What you give back must match the data below character for character.

[Component data from apps and pages]
****************************************
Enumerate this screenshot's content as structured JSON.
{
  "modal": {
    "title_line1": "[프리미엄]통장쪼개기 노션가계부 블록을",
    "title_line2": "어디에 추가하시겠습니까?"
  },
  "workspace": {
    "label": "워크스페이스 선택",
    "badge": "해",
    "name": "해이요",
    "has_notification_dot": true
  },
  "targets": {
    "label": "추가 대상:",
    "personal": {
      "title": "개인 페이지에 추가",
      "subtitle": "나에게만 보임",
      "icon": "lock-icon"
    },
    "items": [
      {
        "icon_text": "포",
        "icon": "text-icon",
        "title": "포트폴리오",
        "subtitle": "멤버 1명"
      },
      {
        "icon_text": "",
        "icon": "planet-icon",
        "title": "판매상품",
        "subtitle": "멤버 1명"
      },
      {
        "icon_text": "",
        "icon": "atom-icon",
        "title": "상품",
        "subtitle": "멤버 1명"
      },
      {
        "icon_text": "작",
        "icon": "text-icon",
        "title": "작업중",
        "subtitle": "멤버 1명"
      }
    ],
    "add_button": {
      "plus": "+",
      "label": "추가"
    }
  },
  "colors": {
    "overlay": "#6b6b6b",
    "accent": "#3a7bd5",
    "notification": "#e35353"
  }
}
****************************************
[RESPONSE]:
Enumerate this screenshot's content as structured JSON.
{
  "modal": {
    "title_line1": "[프리미엄]통장쪼개기 노션가계부 블록을",
    "title_line2": "어디에 추가하시겠습니까?"
  },
  "workspace": {
    "label": "워크스페이스 선택",
    "badge": "해",
    "name": "해이요",
    "has_notification_dot": true
  },
  "targets": {
    "label": "추가 대상:",
    "personal": {
      "title": "개인 페이지에 추가",
      "subtitle": "나에게만 보임",
      "icon": "lock-icon"
    },
    "items": [
      {
        "icon_text": "포",
        "icon": "text-icon",
        "title": "포트폴리오",
        "subtitle": "멤버 1명"
      },
      {
        "icon_text": "",
        "icon": "planet-icon",
        "title": "판매상품",
        "subtitle": "멤버 1명"
      },
      {
        "icon_text": "",
        "icon": "atom-icon",
        "title": "상품",
        "subtitle": "멤버 1명"
      },
      {
        "icon_text": "작",
        "icon": "text-icon",
        "title": "작업중",
        "subtitle": "멤버 1명"
      }
    ],
    "add_button": {
      "plus": "+",
      "label": "추가"
    }
  },
  "colors": {
    "overlay": "#6b6b6b",
    "accent": "#3a7bd5",
    "notification": "#e35353"
  }
}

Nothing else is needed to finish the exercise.